The excellent history, A Missouri Railroad Pioneer: The Life of Louis Houck (Missouri Biography Series), describes how Houck was concerned with preserving the pastoral beauty of Normal School (which became SEMO) and reducing water runoff so he hired Maj. Brooks to landscape the terraces on the east side of Academic Hall that are still visible today.

The book said that part of the project was to build a two-foot sandstone retaining wall along Normal Avenue, “although admittedly this last project was more to stop wayward farm animals from straying onto the grounds.”

101 North Main condemned

The landmark building has been condemned by the city. You can read the details of the wrangling in this Missourian story by Melissa Miller.

Cable reinforces wall

As much as I love old buildings, I can see what the concern is. When you look through the gallery of photos taken over a three-year period, you can see that the upper level has deteriorated to the point that a covered walkway had to be constructed to protect passersby from falling wayward bricks.

A double cable around the top of the building keeps the walls from sagging outward. I don’t know that I can argue with a Missourian commenter who wrote, “Look how the front is shifting out. If it falls about all the plywood awning will do is separate the bodies better from the rubble.”
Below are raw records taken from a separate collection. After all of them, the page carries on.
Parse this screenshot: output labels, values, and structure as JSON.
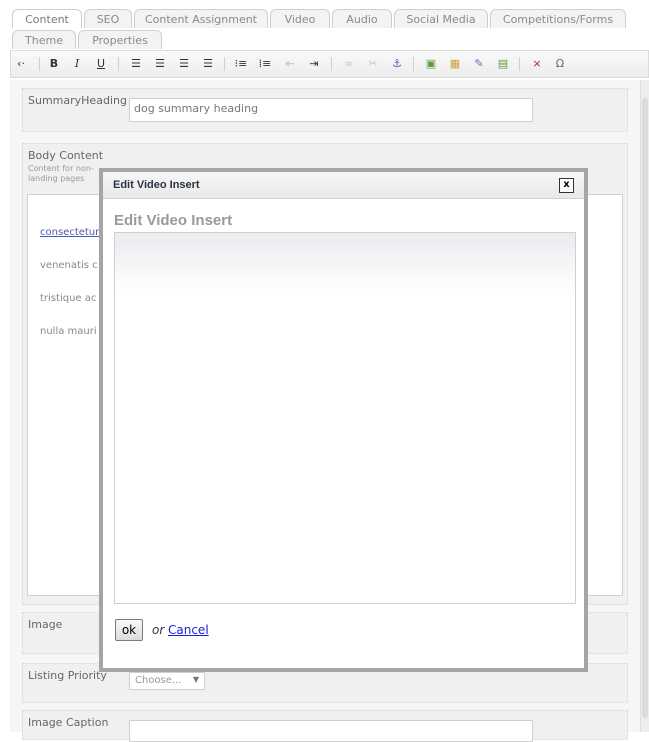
{
  "tabs_row1": [
    {
      "label": "Content",
      "active": true
    },
    {
      "label": "SEO",
      "active": false
    },
    {
      "label": "Content Assignment",
      "active": false
    },
    {
      "label": "Video",
      "active": false
    },
    {
      "label": "Audio",
      "active": false
    },
    {
      "label": "Social Media",
      "active": false
    },
    {
      "label": "Competitions/Forms",
      "active": false
    }
  ],
  "tabs_row2": [
    {
      "label": "Theme",
      "active": false
    },
    {
      "label": "Properties",
      "active": false
    }
  ],
  "toolbar": {
    "bold": "B",
    "italic": "I",
    "underline": "U",
    "special_char": "Ω",
    "remove_format": "×"
  },
  "summary": {
    "label": "SummaryHeading",
    "value": "dog summary heading"
  },
  "body_content": {
    "label": "Body Content",
    "hint_line1": "Content for non-",
    "hint_line2": "landing pages",
    "text_line1": "consectetur",
    "text_line2": "venenatis c",
    "text_line3": "tristique ac",
    "text_line4": "nulla mauri"
  },
  "image": {
    "label": "Image"
  },
  "listing_priority": {
    "label": "Listing Priority",
    "selected": "Choose..."
  },
  "image_caption": {
    "label": "Image Caption"
  },
  "modal": {
    "title": "Edit Video Insert",
    "heading": "Edit Video Insert",
    "close": "x",
    "ok_label": "ok",
    "or_label": "or",
    "cancel_label": "Cancel"
  }
}
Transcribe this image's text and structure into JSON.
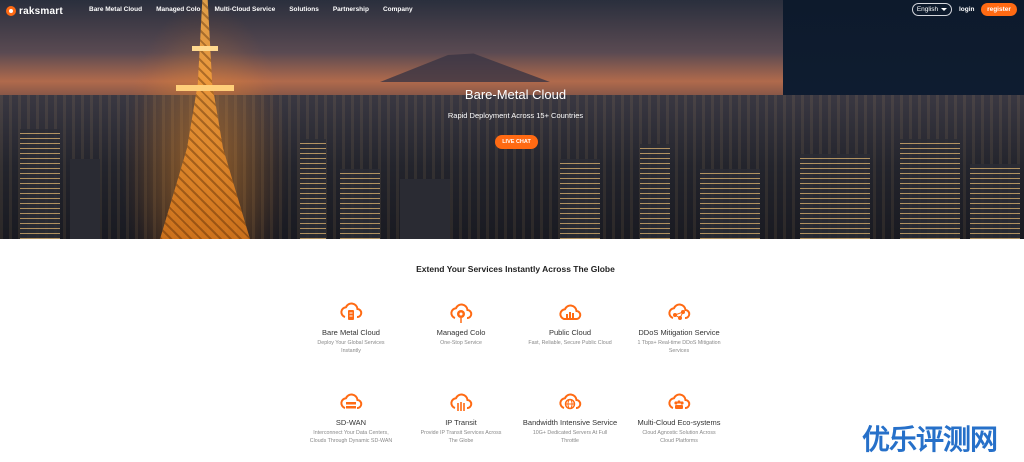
{
  "nav": {
    "logo_text": "raksmart",
    "links": [
      "Bare Metal Cloud",
      "Managed Colo",
      "Multi-Cloud Service",
      "Solutions",
      "Partnership",
      "Company"
    ],
    "language": "English",
    "login": "login",
    "register": "register"
  },
  "hero": {
    "title": "Bare-Metal Cloud",
    "subtitle": "Rapid Deployment Across 15+ Countries",
    "cta": "LIVE CHAT"
  },
  "services": {
    "heading": "Extend Your Services Instantly Across The Globe",
    "accent_color": "#ff6a13",
    "items": [
      {
        "name": "Bare Metal Cloud",
        "desc": "Deploy Your Global Services Instantly",
        "icon": "cloud-server-icon"
      },
      {
        "name": "Managed Colo",
        "desc": "One-Stop Service",
        "icon": "cloud-gear-icon"
      },
      {
        "name": "Public Cloud",
        "desc": "Fast, Reliable, Secure Public Cloud",
        "icon": "cloud-chart-icon"
      },
      {
        "name": "DDoS Mitigation Service",
        "desc": "1 Tbps+ Real-time DDoS Mitigation Services",
        "icon": "shield-network-icon"
      },
      {
        "name": "SD-WAN",
        "desc": "Interconnect Your Data Centers, Clouds Through Dynamic SD-WAN",
        "icon": "cloud-stack-icon"
      },
      {
        "name": "IP Transit",
        "desc": "Provide IP Transit Services Across The Globe",
        "icon": "cloud-bars-icon"
      },
      {
        "name": "Bandwidth Intensive Service",
        "desc": "10G+ Dedicated Servers At Full Throttle",
        "icon": "globe-cloud-icon"
      },
      {
        "name": "Multi-Cloud Eco-systems",
        "desc": "Cloud Agnostic Solution Across Cloud Platforms",
        "icon": "cloud-users-icon"
      }
    ]
  },
  "watermark": "优乐评测网"
}
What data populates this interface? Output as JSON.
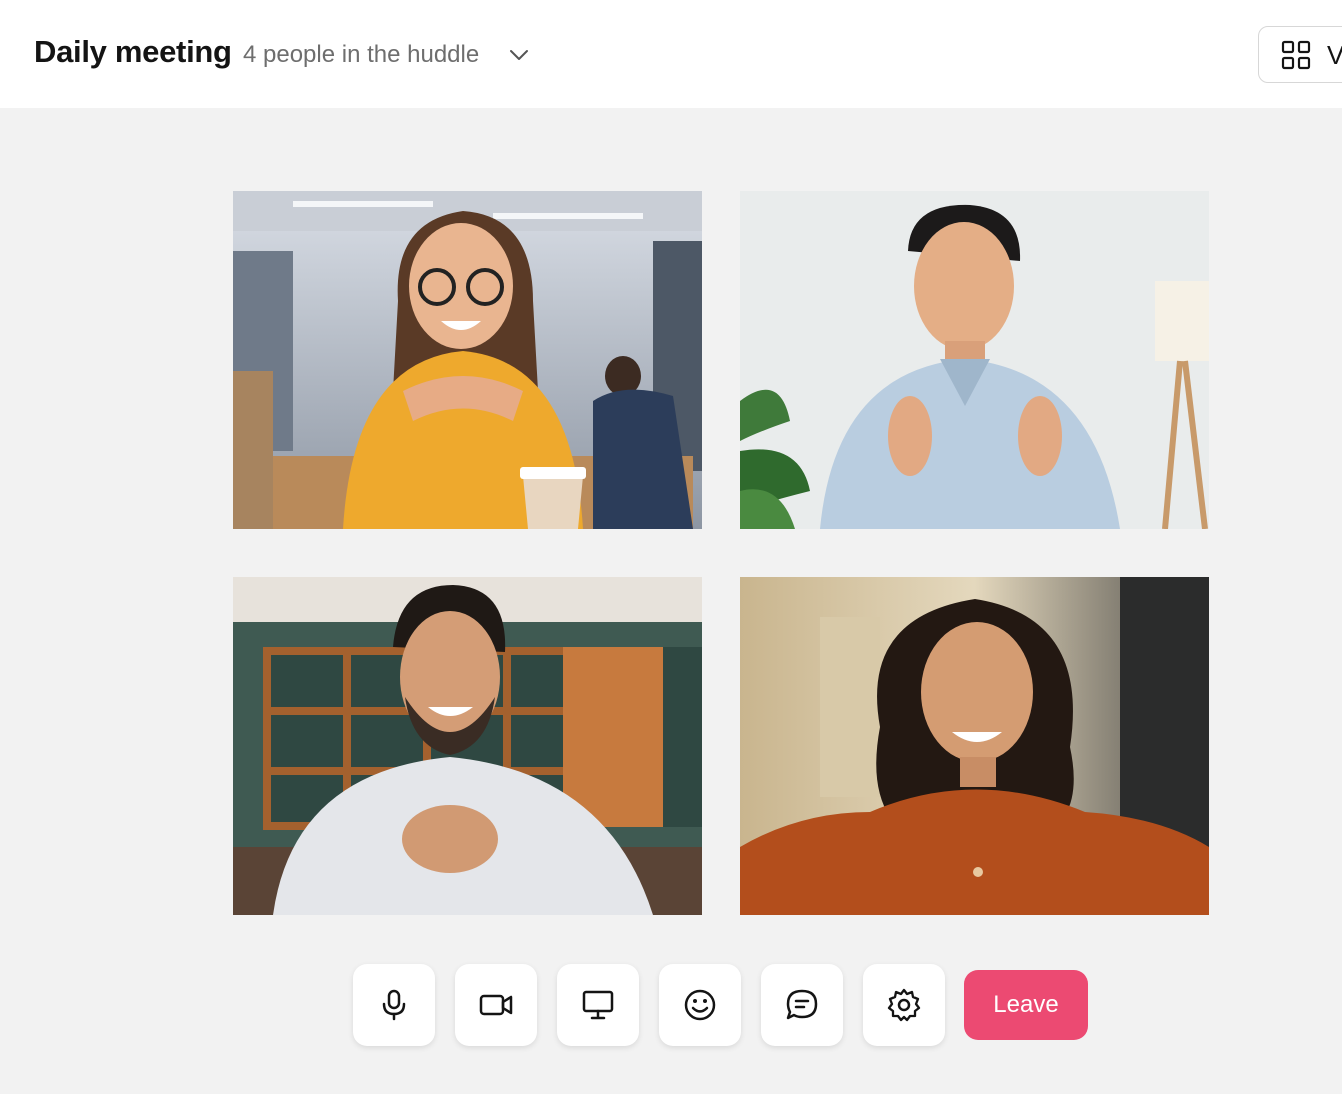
{
  "header": {
    "title": "Daily meeting",
    "subtitle": "4 people in the huddle",
    "view_button_label": "V",
    "dropdown_icon": "chevron-down-icon",
    "view_icon": "grid-icon"
  },
  "participants": [
    {
      "name": "participant-woman-glasses-yellow-shirt"
    },
    {
      "name": "participant-man-blue-shirt"
    },
    {
      "name": "participant-man-striped-shirt"
    },
    {
      "name": "participant-woman-orange-shirt"
    }
  ],
  "controls": {
    "mic_icon": "microphone-icon",
    "camera_icon": "video-camera-icon",
    "share_icon": "screen-share-icon",
    "reaction_icon": "smiley-icon",
    "chat_icon": "chat-icon",
    "settings_icon": "gear-icon",
    "leave_label": "Leave"
  },
  "colors": {
    "background": "#f2f2f2",
    "header": "#ffffff",
    "leave_button": "#ec4a72"
  }
}
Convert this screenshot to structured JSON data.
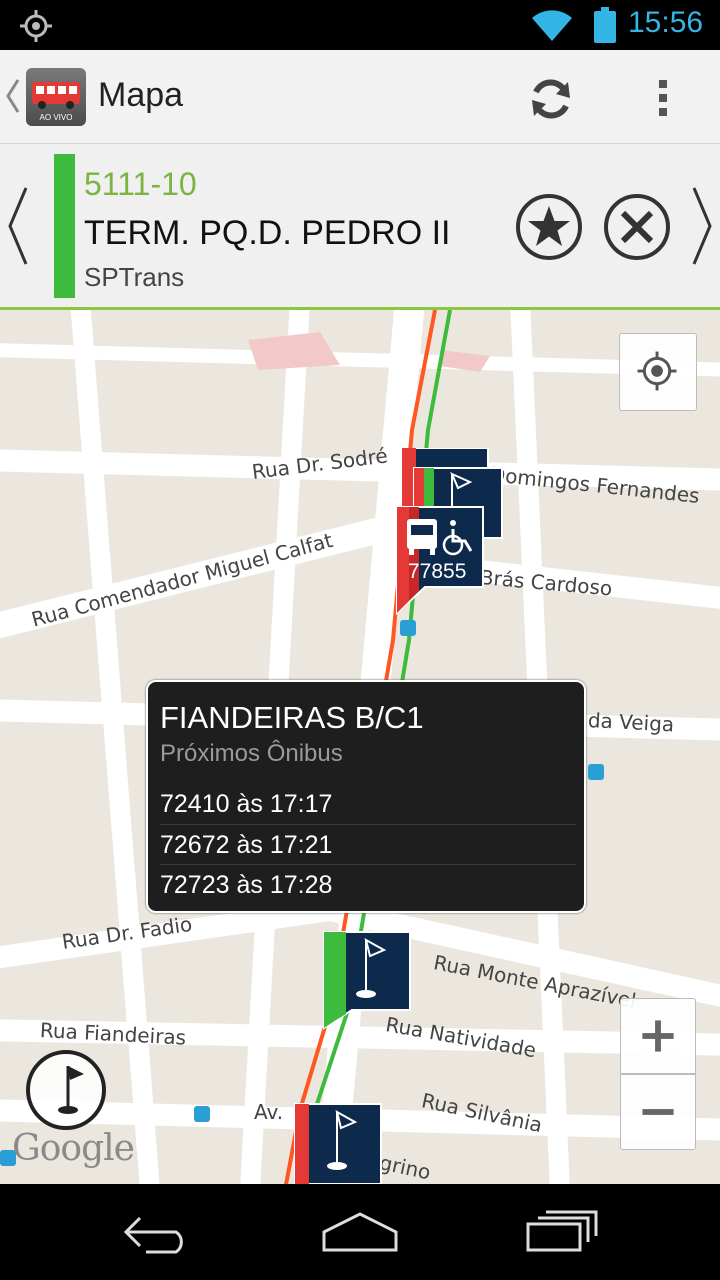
{
  "status_bar": {
    "time": "15:56",
    "icons": [
      "gps-icon",
      "wifi-icon",
      "battery-icon"
    ],
    "accent_color": "#33b5e5"
  },
  "action_bar": {
    "title": "Mapa",
    "logo_text": "AO VIVO",
    "actions": [
      "refresh-icon",
      "overflow-menu-icon"
    ]
  },
  "line": {
    "code": "5111-10",
    "destination": "TERM. PQ.D. PEDRO II",
    "operator": "SPTrans",
    "color": "#3dbb3d",
    "code_color": "#7cb342"
  },
  "map": {
    "streets": [
      "Rua Dr. Sodré",
      "Domingos Fernandes",
      "Rua Comendador Miguel Calfat",
      "Brás Cardoso",
      "da Veiga",
      "Rua Dr. Fadio",
      "Rua Monte Aprazível",
      "Rua Fiandeiras",
      "Rua Natividade",
      "Rua Silvânia",
      "Av.",
      "grino"
    ],
    "bus_marker": {
      "number": "77855",
      "accessible": true
    },
    "attribution": "Google",
    "controls": {
      "zoom_in": "+",
      "zoom_out": "−"
    }
  },
  "info_window": {
    "stop_name": "FIANDEIRAS B/C1",
    "subtitle": "Próximos Ônibus",
    "arrivals": [
      "72410 às 17:17",
      "72672 às 17:21",
      "72723 às 17:28"
    ]
  },
  "nav_bar": {
    "buttons": [
      "back-icon",
      "home-icon",
      "recent-apps-icon"
    ]
  }
}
Sign says Cape Wiggery

I’m not sure what the last business was to be in the building. The sign still says Cape Wiggery Shop. The 1969 City Directory said Kay’s was in there.

Interior has been cleaned out

The inside, at least from looking through the window, looks pretty clean.

It’ll be missed

I’ve made some iconic pictures of the building over the years, so I’ll miss it if it’s pulled down. It would be nice to think it could be saved, but it sure has the sniff of a parking lot about it, based on what I’ve seen and the news stories.

101 North Main photo gallery

Click on any photo to make it larger, then click on the left or right side of the image to move through the gallery. (Thanks to Shari for the Jackson house picture and for sharing the story of her great-grandfather.)

It’s Cold, Snow Foolin’

I can see from the weather reports that Cape is colder than West Palm Beach, but we still had ice on our bird bath this morning. The difference is that you folks EXPECT cold weather. It comes to kind of a shock to us South Floridians. Our last ice-on-the-bird-bath experience was last February and our last snow (although some folks claim it snowed or sleeted here yesterday) was 1977.

Here are some pictures from the late 60s of an ice storm that blew through Cape County.

Houck Railroad Cut between Cape and Jackson

This is the old Houck Railroad cut on Old Jackson Road between Cape and Jackson before my dad had a contract to widen the road.

Dad’s construction company won the job to blast the rock of the cut so the road could be made wider. One day he came home in a crankier than usual mood.

It seems that someone miscalculated the load of explosives for one of the blasts and a huge boulder went flying though the roof of a nearby house. Nobody was hurt, but it became a piece of family lore forever after. You can’t go past that spot without someone commenting about “the day that….”

Here’s a more recent picture of the cut and an account of a bike ride through it, including a trip over a bridge I’d rather forget.

Cape LaCroix Creek Bridge

This looks like the new Cape LaCroix Creek bridge on Route W – Old Jackson Road – shortly after it was built. The view is to the southeast.

If I’m correct, the road running along the bottom of the treeline was a shortcut that followed the creek and bypassed the normal intersection of Old Jackson Road and Boutin Dr. and came out near the Heartland Care Rehab Center. The road has been abandoned for years.

I am told that there was an abandoned old house on that road, just after you crossed a steel bridge, that had a short lane that provided an observation platform for young folks who wanted to watch satellites pass overhead. Google Earth shows that the bridge might still be there, but there are trees hiding where the house used to be, so I couldn’t tell if it had finally fallen in.

Location of Bridges


View Cape LaCroix Creek bridges in a larger map

Here’s a gallery of other ice photos

Click on any image to enlarge it, then click on the left or right side of the picture to move through the gallery.

 

Copyright © Ken Steinhoff. All rights reserved.